In Buddhist philosophy, “Dharma” refers to “the way things are,” the laws of nature and also refers to the collection of Buddhist teachings. Our “Earth Dharma” collection will offer Buddhist teachings on our fundamental relationship to the earth and each other, the Dharma of climate change and new ways to tell our own, collective story.
If economies have no essential nature, could one path forward into our climate change reality be a kind of softening—to accept the economy as a koan that helps us focus on what is right in front of us right now.Go Deeper
“The sacred feminine” is a convenient term, yet “all distinctions are transcended in our own minds and hearts.” We may draw on the “collaborative energy of the feminine,” to transform our current environmental crisis.Go Deeper
“A direct knowing of our inter-connection initiates us into the sacred feminine.” Thanissara explores how the sacred feminine is linked to the dharma and how, through body-focused practices, it can provide one channel for our earth-caring efforts to affect climate change.Go Deeper
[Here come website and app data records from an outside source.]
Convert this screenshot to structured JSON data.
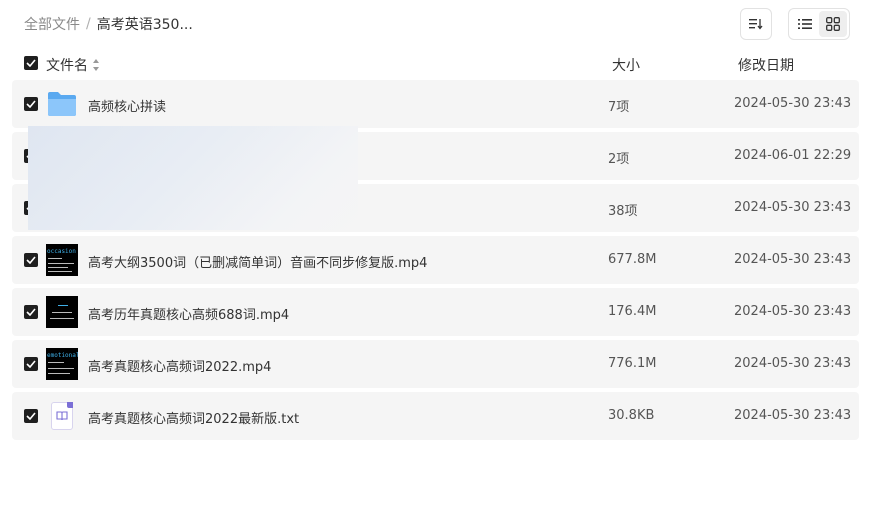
{
  "breadcrumb": {
    "root": "全部文件",
    "separator": "/",
    "current": "高考英语350..."
  },
  "header": {
    "name": "文件名",
    "size": "大小",
    "date": "修改日期"
  },
  "files": [
    {
      "name": "高频核心拼读",
      "type": "folder",
      "size": "7项",
      "date": "2024-05-30 23:43"
    },
    {
      "name": "",
      "type": "folder",
      "size": "2项",
      "date": "2024-06-01 22:29"
    },
    {
      "name": "",
      "type": "folder",
      "size": "38项",
      "date": "2024-05-30 23:43"
    },
    {
      "name": "高考大纲3500词（已删减简单词）音画不同步修复版.mp4",
      "type": "video",
      "size": "677.8M",
      "date": "2024-05-30 23:43",
      "thumb_text": "occasion"
    },
    {
      "name": "高考历年真题核心高频688词.mp4",
      "type": "video",
      "size": "176.4M",
      "date": "2024-05-30 23:43",
      "thumb_text": ""
    },
    {
      "name": "高考真题核心高频词2022.mp4",
      "type": "video",
      "size": "776.1M",
      "date": "2024-05-30 23:43",
      "thumb_text": "emotional"
    },
    {
      "name": "高考真题核心高频词2022最新版.txt",
      "type": "text",
      "size": "30.8KB",
      "date": "2024-05-30 23:43"
    }
  ],
  "colors": {
    "row_bg": "#f5f5f5",
    "checkbox": "#1f1f1f",
    "folder": "#5aa9f0",
    "txt_accent": "#7b6fd6"
  }
}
All views are poetic. All understandings of reality, including “Nature,” are interpretive. In this article, Gaia House teacher, Rob Burbea, explores how Western culture’s views of “Nature” contribute to ecological crises and our opportunity to move beyond those limitations.Go Deeper